As of Friday, the season's flu-related death tally is as follows: California, seven deaths with 28 under investigation. New Mexico has seen one confirmed death. Arizona estimates that up to 34 people have died from flu-related complications. And in Texas, five children have died.
In both Texas and Arizona, adult flu deaths aren't reported to state health departments, so estimates are just that.
Lyn Finelli is with the Center For Disease Control's influenza division. She says in the last week, the number of doctor visits for the flu have doubled, nationally, as have the number of flu-related hospitalizations, and that the H1N1 virus is to blame.
"Last year, there was a little bit more activity at this time," said Finelli. "There was more hospitalizations at this time. Last year the elderly were harder hit than they are this year. last year was an earlier season, so last year, around this time, the flu season was peaking where we have not hit our peak yet, and that's good news, because that means there's still time to get vaccinated."
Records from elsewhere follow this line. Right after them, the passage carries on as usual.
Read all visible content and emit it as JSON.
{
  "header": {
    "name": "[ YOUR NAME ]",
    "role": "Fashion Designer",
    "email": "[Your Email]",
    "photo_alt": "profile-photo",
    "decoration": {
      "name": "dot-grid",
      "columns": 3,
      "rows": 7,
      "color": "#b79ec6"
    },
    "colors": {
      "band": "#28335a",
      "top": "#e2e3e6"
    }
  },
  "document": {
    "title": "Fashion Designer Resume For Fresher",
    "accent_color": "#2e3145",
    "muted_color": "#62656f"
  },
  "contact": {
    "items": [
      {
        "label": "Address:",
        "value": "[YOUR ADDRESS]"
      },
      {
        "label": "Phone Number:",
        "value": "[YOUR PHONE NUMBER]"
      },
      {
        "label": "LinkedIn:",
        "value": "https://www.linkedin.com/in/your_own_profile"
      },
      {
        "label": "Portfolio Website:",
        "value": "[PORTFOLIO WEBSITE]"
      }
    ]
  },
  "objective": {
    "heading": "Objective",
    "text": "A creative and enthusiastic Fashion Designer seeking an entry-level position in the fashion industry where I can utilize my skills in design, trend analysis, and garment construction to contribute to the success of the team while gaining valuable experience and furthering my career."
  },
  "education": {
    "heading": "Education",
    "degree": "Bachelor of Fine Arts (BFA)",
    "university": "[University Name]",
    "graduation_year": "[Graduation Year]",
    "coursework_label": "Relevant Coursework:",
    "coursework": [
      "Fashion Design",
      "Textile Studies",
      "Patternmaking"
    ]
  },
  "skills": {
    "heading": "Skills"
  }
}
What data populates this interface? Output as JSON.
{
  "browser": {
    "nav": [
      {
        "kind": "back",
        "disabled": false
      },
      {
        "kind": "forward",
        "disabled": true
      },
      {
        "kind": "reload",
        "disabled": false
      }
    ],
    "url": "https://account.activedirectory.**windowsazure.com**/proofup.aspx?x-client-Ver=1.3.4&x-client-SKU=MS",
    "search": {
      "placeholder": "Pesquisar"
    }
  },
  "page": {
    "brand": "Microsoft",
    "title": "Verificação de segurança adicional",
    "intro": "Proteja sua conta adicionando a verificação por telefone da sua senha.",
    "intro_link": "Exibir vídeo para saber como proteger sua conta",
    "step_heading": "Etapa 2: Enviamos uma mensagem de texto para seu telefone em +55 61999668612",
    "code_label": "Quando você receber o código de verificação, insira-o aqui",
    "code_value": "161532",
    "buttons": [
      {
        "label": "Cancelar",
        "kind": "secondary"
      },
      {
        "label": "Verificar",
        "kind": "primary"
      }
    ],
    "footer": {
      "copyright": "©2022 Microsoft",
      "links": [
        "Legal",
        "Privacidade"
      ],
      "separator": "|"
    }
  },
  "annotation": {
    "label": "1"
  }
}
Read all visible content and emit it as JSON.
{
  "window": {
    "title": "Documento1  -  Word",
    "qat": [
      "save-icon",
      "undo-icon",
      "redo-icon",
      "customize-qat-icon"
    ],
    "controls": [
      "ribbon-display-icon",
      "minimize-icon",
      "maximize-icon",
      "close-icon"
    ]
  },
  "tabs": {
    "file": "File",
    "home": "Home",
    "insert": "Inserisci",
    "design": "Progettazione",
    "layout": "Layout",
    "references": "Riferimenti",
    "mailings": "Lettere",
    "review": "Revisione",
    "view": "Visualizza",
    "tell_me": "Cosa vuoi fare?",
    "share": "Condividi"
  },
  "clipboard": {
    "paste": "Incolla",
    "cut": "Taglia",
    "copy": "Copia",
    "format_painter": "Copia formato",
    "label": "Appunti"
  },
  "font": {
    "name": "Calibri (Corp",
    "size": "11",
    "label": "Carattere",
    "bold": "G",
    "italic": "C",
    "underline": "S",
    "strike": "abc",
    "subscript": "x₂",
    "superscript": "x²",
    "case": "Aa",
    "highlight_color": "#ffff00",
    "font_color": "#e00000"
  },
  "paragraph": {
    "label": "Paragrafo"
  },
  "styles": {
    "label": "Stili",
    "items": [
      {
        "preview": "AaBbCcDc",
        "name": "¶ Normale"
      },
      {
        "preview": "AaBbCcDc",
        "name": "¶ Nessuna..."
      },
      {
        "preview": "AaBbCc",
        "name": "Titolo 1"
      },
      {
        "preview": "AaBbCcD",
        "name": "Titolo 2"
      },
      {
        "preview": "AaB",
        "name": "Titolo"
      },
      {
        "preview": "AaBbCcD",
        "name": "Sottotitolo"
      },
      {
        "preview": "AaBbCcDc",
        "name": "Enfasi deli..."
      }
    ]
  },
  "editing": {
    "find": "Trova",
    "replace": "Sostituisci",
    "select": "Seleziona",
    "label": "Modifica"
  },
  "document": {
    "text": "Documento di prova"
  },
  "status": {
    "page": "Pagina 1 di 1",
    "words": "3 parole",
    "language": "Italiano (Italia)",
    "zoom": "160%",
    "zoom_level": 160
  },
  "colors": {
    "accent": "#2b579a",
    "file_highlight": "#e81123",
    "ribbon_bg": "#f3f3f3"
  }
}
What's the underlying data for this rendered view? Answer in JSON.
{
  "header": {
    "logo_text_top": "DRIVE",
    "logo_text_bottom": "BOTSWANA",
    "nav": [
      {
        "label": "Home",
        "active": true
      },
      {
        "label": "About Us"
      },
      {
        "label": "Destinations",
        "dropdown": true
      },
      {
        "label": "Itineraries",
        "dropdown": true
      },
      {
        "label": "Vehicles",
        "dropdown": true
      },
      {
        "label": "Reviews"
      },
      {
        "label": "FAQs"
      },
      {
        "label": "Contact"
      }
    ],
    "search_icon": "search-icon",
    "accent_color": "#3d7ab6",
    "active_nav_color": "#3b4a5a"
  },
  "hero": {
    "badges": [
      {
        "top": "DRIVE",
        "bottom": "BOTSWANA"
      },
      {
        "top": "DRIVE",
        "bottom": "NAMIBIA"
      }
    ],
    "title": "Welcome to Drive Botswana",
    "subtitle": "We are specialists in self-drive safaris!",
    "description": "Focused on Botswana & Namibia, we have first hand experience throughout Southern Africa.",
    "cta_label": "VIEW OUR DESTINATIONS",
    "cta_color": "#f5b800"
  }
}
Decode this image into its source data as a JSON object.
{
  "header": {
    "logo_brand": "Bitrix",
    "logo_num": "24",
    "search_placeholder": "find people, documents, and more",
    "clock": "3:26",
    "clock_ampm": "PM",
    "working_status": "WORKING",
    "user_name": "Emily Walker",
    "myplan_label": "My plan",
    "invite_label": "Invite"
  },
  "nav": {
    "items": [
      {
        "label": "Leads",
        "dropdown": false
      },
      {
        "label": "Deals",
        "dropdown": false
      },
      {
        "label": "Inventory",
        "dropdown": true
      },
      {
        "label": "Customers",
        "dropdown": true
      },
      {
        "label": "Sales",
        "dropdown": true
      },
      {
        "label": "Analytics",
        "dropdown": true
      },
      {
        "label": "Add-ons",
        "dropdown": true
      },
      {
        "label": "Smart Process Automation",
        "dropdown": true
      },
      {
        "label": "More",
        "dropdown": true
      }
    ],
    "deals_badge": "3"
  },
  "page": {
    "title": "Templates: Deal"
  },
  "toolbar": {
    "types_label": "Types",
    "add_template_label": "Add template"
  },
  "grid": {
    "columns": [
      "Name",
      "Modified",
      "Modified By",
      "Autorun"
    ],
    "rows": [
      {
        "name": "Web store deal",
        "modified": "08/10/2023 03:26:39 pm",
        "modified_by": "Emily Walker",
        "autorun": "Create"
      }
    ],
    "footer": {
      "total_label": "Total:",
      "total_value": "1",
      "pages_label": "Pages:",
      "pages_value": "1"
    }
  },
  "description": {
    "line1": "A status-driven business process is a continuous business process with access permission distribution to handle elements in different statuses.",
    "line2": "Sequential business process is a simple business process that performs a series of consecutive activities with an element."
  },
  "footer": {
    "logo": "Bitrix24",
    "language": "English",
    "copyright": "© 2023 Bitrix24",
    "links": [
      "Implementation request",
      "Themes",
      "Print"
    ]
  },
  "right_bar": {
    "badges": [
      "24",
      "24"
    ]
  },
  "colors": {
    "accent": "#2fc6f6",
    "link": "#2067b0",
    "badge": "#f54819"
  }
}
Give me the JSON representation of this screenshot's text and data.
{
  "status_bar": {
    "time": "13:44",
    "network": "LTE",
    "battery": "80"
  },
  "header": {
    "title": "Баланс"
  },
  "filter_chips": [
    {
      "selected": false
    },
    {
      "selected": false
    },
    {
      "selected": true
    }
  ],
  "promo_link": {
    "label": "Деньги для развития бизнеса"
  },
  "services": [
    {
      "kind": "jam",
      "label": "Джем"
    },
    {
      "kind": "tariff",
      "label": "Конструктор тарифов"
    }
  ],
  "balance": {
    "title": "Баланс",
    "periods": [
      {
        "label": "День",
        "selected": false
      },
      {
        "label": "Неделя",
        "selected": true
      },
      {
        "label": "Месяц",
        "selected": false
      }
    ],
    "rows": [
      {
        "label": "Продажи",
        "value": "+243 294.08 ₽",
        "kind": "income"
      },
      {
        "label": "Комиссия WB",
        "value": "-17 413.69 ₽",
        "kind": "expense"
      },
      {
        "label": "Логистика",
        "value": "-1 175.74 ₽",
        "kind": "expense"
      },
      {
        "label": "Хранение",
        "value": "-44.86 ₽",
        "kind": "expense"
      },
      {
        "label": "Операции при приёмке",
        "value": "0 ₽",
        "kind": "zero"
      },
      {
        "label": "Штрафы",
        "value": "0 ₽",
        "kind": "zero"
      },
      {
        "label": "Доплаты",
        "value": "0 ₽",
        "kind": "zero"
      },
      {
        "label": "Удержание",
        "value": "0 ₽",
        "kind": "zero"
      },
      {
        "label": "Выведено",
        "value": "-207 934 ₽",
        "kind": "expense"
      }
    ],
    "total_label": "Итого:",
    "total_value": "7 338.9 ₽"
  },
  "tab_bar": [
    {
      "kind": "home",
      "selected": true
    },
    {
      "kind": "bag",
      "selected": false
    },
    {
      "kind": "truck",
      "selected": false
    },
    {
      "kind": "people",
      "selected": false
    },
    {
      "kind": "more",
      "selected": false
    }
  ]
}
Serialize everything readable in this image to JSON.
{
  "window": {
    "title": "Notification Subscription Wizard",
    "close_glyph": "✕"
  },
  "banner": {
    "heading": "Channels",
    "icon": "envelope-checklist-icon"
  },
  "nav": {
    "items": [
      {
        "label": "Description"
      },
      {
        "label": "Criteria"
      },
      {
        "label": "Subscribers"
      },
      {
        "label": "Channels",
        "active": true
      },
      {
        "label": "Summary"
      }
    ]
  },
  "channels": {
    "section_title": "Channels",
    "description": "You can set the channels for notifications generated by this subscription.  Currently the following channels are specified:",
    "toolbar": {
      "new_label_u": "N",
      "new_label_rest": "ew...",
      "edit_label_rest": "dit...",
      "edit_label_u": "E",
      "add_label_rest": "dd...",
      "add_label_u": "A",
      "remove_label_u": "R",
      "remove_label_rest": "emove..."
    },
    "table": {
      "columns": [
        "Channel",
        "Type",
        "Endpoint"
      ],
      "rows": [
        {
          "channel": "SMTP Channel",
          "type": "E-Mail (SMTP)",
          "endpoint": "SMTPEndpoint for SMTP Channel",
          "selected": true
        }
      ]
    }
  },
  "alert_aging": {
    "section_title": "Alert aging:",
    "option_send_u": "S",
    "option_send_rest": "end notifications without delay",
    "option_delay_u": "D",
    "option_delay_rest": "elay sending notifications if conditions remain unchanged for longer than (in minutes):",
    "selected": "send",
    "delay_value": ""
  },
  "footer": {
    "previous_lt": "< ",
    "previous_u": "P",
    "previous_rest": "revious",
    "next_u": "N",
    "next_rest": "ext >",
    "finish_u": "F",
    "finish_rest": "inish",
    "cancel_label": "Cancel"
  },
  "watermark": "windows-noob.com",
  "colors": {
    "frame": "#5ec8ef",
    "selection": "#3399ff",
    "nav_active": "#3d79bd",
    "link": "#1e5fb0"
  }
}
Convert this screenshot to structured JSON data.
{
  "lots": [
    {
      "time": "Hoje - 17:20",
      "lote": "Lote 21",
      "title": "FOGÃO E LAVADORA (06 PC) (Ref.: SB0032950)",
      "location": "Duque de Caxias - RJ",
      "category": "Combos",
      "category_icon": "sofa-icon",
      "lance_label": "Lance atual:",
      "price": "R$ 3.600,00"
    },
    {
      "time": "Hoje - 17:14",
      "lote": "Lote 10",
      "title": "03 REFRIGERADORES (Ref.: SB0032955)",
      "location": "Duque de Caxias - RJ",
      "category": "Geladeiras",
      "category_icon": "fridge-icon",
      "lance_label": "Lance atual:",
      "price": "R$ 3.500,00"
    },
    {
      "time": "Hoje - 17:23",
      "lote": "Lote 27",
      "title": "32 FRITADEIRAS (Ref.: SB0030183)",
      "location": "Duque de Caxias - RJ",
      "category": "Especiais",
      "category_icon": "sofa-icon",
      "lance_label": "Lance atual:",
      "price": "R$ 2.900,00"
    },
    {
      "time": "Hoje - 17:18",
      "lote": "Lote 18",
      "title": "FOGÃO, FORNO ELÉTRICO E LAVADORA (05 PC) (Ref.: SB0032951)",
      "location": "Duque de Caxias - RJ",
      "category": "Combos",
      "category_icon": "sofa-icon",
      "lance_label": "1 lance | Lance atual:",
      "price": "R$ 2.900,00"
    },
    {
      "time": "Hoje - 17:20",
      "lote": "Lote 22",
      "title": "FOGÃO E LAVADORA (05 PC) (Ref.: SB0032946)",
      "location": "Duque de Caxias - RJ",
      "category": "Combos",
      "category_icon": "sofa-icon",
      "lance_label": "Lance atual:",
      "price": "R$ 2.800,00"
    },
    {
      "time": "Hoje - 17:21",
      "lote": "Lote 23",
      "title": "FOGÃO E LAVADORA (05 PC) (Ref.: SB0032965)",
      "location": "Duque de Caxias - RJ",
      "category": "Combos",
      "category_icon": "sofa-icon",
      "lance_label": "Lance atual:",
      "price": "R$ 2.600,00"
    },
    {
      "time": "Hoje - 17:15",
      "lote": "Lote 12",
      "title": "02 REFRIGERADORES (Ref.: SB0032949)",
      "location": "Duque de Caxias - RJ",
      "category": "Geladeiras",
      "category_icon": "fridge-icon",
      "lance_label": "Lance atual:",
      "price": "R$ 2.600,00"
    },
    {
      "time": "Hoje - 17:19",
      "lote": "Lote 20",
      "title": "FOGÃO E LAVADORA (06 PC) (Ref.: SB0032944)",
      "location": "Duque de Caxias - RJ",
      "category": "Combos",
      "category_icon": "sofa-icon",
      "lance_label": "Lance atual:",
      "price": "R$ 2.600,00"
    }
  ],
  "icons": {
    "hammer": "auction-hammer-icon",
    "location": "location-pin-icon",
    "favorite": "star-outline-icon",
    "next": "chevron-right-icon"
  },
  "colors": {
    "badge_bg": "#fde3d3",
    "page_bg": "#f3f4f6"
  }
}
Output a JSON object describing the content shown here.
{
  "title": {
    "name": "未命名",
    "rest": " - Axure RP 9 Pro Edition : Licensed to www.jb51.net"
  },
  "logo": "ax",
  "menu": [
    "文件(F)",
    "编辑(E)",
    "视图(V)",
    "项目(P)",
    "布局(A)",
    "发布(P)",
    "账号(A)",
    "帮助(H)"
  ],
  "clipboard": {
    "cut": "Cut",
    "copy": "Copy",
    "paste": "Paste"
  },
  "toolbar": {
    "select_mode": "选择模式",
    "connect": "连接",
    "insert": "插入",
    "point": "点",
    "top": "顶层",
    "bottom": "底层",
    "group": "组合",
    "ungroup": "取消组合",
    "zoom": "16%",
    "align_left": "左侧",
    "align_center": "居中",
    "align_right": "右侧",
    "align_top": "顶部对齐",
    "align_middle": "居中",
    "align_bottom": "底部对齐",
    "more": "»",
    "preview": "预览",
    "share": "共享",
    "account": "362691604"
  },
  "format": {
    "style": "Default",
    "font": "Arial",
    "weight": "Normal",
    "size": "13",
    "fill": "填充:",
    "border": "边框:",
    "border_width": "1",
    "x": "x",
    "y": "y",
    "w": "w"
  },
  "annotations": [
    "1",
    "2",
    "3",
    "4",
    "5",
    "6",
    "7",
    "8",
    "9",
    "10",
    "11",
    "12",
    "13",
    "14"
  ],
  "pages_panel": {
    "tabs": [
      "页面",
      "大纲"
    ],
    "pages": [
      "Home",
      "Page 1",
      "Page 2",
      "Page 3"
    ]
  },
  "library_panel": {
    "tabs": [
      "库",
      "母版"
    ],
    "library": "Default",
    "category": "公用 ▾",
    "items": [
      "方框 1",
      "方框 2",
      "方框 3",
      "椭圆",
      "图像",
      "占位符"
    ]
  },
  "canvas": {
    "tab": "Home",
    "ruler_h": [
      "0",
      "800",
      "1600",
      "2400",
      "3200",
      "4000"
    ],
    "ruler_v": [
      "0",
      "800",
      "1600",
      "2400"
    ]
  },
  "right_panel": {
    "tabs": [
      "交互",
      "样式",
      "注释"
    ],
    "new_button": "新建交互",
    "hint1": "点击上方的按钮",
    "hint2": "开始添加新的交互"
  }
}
The CDC estimates that in 48 of 54 states and territories, flu can now be classified as widespread or regional.